Enrichment of a vein or mineral deposit by minerals that have been taken into solution from one part of the vein or adjacent rocks and redeposited into another.
Secondary rocks formed from material derived from other rocks and laid down under water. Examples are limestone, shale and sandstone.
Shear or shearing
The deformation of rocks by lateral movement along innumerable parallel planes, generally resulting from pressure and producing such metamorphic structures as cleavage and schistosity. - A zone in which shearing has occurred on a large scale.
Shear zone Shoot
A concentration of mineral values; that part of a vein or zone carrying values of ore grade.
Silicon dioxide. (Quartz is a common example).
A rock containing an abundance of quartz.
Name for the metamorphic rocks surrounding an igneous intrusive where it comes in contact with a limestone or dolostone formation.
Rock cuttings from a diamond drill hole, sometimes used for assaying.
A chemical used in the mill of gold ores to dissolve gold and silver.
A zinc sulphide mineral; the most common ore mineral of zinc.
To divide a sample into portions, taking care that the portions, whether equal or unequal, are identical in composition.
Holes drilled to intersect a mineralization horizon or structure along strike or down dip.
Strictly, the description of bedded rock sequences; used loosely, the sequence of bedded rocks in a particular area.
The direction, or bearing from true north, of a vein or rock formation measured on a horizontal surface.
A narrow vein or irregular filament of a mineral or minerals traversing a rock mass.
To remove the overburden or waste rock overlying an ore body in preparation for mining by open pit methods.
An excavation from which ore has been excavated as a series of steps. The outlines of the ore body determine the outlines of the stope. A chamber or room from which ore has been extracted.
The ratio of tonnes removed as waste relative to the number of tonnes or ore removed from an open pit mine.
A compound of sulphur and some other element.
A down-arching fold in bedded rocks.
Waste material from a metallurgical process after the recoverable minerals have been extracted.
The direction, in the horizontal plane, of a linear geological feature (for example, an ore zone), measured from true north.
Rock composed of fine volcanic ash.
A fissure, fault or crack in a rock filled by minerals that have travelled upwards from some deep source.
Very long frequency (VLP)
Nuclear powered submarines use very long frequency transmissions as a means of underwater navigation. These frequencies are transmitted from a number of stations around the earth and they have the property of being able to penetrate directly through the earth in a straight line.
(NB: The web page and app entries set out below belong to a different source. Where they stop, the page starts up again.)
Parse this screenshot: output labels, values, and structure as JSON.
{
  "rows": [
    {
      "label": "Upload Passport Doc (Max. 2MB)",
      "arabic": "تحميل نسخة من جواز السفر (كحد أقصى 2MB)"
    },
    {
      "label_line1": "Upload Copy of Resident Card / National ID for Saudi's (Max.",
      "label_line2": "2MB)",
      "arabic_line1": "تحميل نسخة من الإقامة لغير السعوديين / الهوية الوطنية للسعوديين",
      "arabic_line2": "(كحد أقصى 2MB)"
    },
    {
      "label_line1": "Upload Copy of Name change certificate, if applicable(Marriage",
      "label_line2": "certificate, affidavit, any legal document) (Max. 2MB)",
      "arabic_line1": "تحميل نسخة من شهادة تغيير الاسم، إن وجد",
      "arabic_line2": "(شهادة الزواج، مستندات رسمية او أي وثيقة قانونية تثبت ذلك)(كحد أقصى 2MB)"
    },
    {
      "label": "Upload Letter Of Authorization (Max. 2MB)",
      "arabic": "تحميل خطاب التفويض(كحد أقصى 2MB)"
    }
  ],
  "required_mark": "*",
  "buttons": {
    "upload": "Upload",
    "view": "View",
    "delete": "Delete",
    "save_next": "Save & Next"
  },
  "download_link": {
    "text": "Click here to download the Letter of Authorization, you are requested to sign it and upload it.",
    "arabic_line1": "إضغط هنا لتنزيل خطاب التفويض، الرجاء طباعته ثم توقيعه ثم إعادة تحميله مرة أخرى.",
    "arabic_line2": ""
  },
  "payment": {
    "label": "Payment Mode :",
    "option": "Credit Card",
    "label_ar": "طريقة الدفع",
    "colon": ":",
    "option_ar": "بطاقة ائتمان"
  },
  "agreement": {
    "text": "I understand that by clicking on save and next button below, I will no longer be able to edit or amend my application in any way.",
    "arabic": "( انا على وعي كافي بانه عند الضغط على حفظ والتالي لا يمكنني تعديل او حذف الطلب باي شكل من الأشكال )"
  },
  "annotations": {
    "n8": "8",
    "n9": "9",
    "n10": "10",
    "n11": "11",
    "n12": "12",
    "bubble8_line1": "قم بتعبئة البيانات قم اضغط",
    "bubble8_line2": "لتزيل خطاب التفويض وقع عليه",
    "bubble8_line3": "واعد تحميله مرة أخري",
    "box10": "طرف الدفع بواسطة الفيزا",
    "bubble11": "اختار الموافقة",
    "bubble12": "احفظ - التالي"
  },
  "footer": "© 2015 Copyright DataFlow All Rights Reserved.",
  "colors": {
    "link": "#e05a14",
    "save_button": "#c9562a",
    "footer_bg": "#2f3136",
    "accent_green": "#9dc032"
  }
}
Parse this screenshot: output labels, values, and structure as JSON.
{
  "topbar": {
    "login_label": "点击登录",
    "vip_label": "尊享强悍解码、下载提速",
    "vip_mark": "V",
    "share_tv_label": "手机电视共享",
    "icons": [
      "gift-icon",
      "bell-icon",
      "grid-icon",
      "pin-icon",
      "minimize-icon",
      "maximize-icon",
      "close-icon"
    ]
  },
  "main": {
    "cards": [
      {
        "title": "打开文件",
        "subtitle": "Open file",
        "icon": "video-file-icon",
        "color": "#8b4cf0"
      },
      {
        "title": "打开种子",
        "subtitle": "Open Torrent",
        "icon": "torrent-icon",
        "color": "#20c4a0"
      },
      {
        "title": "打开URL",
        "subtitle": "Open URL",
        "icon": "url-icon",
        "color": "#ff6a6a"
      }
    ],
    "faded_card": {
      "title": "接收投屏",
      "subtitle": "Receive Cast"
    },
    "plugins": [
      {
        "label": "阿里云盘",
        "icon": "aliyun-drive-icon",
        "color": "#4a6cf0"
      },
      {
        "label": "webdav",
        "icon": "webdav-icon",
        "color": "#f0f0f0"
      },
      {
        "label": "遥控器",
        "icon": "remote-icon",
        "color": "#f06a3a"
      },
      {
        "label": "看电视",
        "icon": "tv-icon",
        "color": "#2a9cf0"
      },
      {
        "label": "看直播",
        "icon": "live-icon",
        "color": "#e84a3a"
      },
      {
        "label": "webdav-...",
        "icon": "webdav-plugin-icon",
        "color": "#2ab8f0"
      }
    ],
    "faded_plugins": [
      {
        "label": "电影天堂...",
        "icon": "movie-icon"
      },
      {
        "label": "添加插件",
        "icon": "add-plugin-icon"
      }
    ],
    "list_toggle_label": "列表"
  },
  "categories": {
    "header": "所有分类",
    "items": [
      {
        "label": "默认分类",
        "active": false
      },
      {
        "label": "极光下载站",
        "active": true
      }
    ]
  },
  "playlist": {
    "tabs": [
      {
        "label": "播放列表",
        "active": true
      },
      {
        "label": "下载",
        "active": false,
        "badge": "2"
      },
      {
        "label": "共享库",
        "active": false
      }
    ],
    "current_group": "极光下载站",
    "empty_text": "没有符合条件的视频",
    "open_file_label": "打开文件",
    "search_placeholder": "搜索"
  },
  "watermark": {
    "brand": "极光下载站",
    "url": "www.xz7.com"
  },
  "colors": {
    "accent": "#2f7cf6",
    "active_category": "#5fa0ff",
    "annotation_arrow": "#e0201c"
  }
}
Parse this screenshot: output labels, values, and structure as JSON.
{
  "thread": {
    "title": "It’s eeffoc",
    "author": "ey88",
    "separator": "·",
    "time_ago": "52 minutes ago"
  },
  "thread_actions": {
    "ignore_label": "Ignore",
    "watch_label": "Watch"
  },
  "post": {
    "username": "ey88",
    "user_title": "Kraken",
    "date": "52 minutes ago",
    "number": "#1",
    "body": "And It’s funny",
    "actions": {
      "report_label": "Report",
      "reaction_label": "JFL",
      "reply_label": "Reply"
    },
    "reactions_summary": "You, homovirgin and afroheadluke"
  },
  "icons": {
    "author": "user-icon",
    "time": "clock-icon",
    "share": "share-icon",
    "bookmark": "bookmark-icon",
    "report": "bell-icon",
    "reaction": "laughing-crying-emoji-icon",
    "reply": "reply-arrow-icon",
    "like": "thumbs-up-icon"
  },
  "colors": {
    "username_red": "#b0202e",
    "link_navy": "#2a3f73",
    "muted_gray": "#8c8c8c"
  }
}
When a conductive ore body is in line with these transmissions, an induced current is set up within this ore body so as to generate a separate electromagnetic field, which can be detected by an instrument on the surface.
Native gold, which is discernable, in a hand specimen, to the unaided eye.
Igneous rocks formed from magma that has flowed out or has been violently ejected from a volcano.
A small cavity in a rock, frequently lined with well-formed crystals.
Rock units on either side or an ore body. The hangingwall and footwall rocks of an ore body.
Unmineralized rock, or sometimes mineralized rock that is not minable at a profit.
The liquid resources a company has to meet day-to-day expenses of operation; defined as the excess of current assets over current liabilities.